§ Exercise: It is required that all of the data be written out exactly.

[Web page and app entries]

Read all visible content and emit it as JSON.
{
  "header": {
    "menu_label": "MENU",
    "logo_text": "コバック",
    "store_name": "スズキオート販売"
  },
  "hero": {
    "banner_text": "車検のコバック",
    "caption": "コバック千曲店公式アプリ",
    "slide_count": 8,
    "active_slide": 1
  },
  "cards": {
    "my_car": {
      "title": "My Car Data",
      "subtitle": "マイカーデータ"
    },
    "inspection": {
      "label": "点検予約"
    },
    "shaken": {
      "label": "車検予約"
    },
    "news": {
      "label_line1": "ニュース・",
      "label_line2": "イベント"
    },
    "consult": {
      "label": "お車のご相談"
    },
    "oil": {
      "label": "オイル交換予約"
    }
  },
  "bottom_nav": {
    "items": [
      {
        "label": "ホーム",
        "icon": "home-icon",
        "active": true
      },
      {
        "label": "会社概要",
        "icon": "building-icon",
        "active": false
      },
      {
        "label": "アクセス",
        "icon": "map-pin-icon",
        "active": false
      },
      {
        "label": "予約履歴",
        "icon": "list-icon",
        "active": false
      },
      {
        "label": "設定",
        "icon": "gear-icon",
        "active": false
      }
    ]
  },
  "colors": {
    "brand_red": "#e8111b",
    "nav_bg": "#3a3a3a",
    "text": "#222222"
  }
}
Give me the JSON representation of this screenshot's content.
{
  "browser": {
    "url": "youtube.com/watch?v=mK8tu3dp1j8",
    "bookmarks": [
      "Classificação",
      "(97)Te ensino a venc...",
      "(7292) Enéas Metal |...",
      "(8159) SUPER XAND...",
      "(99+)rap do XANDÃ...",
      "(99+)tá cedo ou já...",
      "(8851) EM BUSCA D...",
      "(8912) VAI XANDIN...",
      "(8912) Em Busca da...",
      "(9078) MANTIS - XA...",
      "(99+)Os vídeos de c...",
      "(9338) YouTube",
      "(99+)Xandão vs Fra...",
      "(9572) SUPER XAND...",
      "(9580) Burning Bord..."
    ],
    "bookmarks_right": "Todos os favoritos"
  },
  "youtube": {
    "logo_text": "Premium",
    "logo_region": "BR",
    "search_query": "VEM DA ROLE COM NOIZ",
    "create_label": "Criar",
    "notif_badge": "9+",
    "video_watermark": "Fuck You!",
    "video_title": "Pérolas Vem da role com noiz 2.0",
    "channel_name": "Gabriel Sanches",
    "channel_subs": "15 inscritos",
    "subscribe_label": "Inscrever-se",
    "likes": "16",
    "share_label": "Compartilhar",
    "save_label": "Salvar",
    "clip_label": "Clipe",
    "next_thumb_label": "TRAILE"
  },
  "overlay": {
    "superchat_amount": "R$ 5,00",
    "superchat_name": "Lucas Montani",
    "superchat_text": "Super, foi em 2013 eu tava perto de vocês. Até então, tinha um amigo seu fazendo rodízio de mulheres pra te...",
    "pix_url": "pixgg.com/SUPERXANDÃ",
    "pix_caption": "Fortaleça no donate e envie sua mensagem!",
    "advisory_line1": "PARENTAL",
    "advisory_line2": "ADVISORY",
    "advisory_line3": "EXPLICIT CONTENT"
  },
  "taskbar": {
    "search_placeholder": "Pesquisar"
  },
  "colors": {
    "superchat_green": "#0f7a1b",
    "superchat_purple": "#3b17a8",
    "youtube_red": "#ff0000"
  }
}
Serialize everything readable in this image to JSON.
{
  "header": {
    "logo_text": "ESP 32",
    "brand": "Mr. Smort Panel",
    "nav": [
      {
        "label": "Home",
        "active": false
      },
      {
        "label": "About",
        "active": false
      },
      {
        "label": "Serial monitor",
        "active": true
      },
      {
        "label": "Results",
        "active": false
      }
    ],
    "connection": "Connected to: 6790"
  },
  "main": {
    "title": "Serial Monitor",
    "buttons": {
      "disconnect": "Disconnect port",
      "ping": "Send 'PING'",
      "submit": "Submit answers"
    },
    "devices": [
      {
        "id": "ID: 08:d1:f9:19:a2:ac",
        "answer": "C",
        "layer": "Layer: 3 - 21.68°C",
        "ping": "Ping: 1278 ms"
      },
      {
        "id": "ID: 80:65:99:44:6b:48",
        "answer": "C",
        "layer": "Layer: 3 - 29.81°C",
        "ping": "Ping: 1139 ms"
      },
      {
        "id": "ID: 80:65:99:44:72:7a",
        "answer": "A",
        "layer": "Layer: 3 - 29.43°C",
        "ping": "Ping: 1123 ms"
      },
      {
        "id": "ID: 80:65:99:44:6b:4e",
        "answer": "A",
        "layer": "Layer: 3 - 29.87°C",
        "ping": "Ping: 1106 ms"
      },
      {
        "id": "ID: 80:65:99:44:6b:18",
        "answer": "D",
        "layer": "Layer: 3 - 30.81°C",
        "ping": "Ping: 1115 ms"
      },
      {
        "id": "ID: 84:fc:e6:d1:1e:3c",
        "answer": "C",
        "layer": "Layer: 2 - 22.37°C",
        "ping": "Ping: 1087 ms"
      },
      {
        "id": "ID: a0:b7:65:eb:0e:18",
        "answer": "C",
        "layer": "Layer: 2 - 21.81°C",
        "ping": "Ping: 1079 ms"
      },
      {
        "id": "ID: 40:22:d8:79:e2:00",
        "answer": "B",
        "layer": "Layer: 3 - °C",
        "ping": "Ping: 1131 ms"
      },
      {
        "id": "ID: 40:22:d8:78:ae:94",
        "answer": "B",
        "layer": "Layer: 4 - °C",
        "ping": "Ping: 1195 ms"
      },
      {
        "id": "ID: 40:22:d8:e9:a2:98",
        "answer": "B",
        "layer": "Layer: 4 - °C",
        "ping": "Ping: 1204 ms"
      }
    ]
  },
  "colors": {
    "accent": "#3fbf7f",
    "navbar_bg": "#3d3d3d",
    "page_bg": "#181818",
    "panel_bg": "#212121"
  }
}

§ Answer to this problem:
Read all visible content and emit it as JSON.
{
  "header": {
    "menu_label": "MENU",
    "logo_text": "コバック",
    "store_name": "スズキオート販売"
  },
  "hero": {
    "banner_text": "車検のコバック",
    "caption": "コバック千曲店公式アプリ",
    "slide_count": 8,
    "active_slide": 1
  },
  "cards": {
    "my_car": {
      "title": "My Car Data",
      "subtitle": "マイカーデータ"
    },
    "inspection": {
      "label": "点検予約"
    },
    "shaken": {
      "label": "車検予約"
    },
    "news": {
      "label_line1": "ニュース・",
      "label_line2": "イベント"
    },
    "consult": {
      "label": "お車のご相談"
    },
    "oil": {
      "label": "オイル交換予約"
    }
  },
  "bottom_nav": {
    "items": [
      {
        "label": "ホーム",
        "icon": "home-icon",
        "active": true
      },
      {
        "label": "会社概要",
        "icon": "building-icon",
        "active": false
      },
      {
        "label": "アクセス",
        "icon": "map-pin-icon",
        "active": false
      },
      {
        "label": "予約履歴",
        "icon": "list-icon",
        "active": false
      },
      {
        "label": "設定",
        "icon": "gear-icon",
        "active": false
      }
    ]
  },
  "colors": {
    "brand_red": "#e8111b",
    "nav_bg": "#3a3a3a",
    "text": "#222222"
  }
}
Give me the JSON representation of this screenshot's content.
{
  "browser": {
    "url": "youtube.com/watch?v=mK8tu3dp1j8",
    "bookmarks": [
      "Classificação",
      "(97)Te ensino a venc...",
      "(7292) Enéas Metal |...",
      "(8159) SUPER XAND...",
      "(99+)rap do XANDÃ...",
      "(99+)tá cedo ou já...",
      "(8851) EM BUSCA D...",
      "(8912) VAI XANDIN...",
      "(8912) Em Busca da...",
      "(9078) MANTIS - XA...",
      "(99+)Os vídeos de c...",
      "(9338) YouTube",
      "(99+)Xandão vs Fra...",
      "(9572) SUPER XAND...",
      "(9580) Burning Bord..."
    ],
    "bookmarks_right": "Todos os favoritos"
  },
  "youtube": {
    "logo_text": "Premium",
    "logo_region": "BR",
    "search_query": "VEM DA ROLE COM NOIZ",
    "create_label": "Criar",
    "notif_badge": "9+",
    "video_watermark": "Fuck You!",
    "video_title": "Pérolas Vem da role com noiz 2.0",
    "channel_name": "Gabriel Sanches",
    "channel_subs": "15 inscritos",
    "subscribe_label": "Inscrever-se",
    "likes": "16",
    "share_label": "Compartilhar",
    "save_label": "Salvar",
    "clip_label": "Clipe",
    "next_thumb_label": "TRAILE"
  },
  "overlay": {
    "superchat_amount": "R$ 5,00",
    "superchat_name": "Lucas Montani",
    "superchat_text": "Super, foi em 2013 eu tava perto de vocês. Até então, tinha um amigo seu fazendo rodízio de mulheres pra te...",
    "pix_url": "pixgg.com/SUPERXANDÃ",
    "pix_caption": "Fortaleça no donate e envie sua mensagem!",
    "advisory_line1": "PARENTAL",
    "advisory_line2": "ADVISORY",
    "advisory_line3": "EXPLICIT CONTENT"
  },
  "taskbar": {
    "search_placeholder": "Pesquisar"
  },
  "colors": {
    "superchat_green": "#0f7a1b",
    "superchat_purple": "#3b17a8",
    "youtube_red": "#ff0000"
  }
}
Serialize everything readable in this image to JSON.
{
  "header": {
    "logo_text": "ESP 32",
    "brand": "Mr. Smort Panel",
    "nav": [
      {
        "label": "Home",
        "active": false
      },
      {
        "label": "About",
        "active": false
      },
      {
        "label": "Serial monitor",
        "active": true
      },
      {
        "label": "Results",
        "active": false
      }
    ],
    "connection": "Connected to: 6790"
  },
  "main": {
    "title": "Serial Monitor",
    "buttons": {
      "disconnect": "Disconnect port",
      "ping": "Send 'PING'",
      "submit": "Submit answers"
    },
    "devices": [
      {
        "id": "ID: 08:d1:f9:19:a2:ac",
        "answer": "C",
        "layer": "Layer: 3 - 21.68°C",
        "ping": "Ping: 1278 ms"
      },
      {
        "id": "ID: 80:65:99:44:6b:48",
        "answer": "C",
        "layer": "Layer: 3 - 29.81°C",
        "ping": "Ping: 1139 ms"
      },
      {
        "id": "ID: 80:65:99:44:72:7a",
        "answer": "A",
        "layer": "Layer: 3 - 29.43°C",
        "ping": "Ping: 1123 ms"
      },
      {
        "id": "ID: 80:65:99:44:6b:4e",
        "answer": "A",
        "layer": "Layer: 3 - 29.87°C",
        "ping": "Ping: 1106 ms"
      },
      {
        "id": "ID: 80:65:99:44:6b:18",
        "answer": "D",
        "layer": "Layer: 3 - 30.81°C",
        "ping": "Ping: 1115 ms"
      },
      {
        "id": "ID: 84:fc:e6:d1:1e:3c",
        "answer": "C",
        "layer": "Layer: 2 - 22.37°C",
        "ping": "Ping: 1087 ms"
      },
      {
        "id": "ID: a0:b7:65:eb:0e:18",
        "answer": "C",
        "layer": "Layer: 2 - 21.81°C",
        "ping": "Ping: 1079 ms"
      },
      {
        "id": "ID: 40:22:d8:79:e2:00",
        "answer": "B",
        "layer": "Layer: 3 - °C",
        "ping": "Ping: 1131 ms"
      },
      {
        "id": "ID: 40:22:d8:78:ae:94",
        "answer": "B",
        "layer": "Layer: 4 - °C",
        "ping": "Ping: 1195 ms"
      },
      {
        "id": "ID: 40:22:d8:e9:a2:98",
        "answer": "B",
        "layer": "Layer: 4 - °C",
        "ping": "Ping: 1204 ms"
      }
    ]
  },
  "colors": {
    "accent": "#3fbf7f",
    "navbar_bg": "#3d3d3d",
    "page_bg": "#181818",
    "panel_bg": "#212121"
  }
}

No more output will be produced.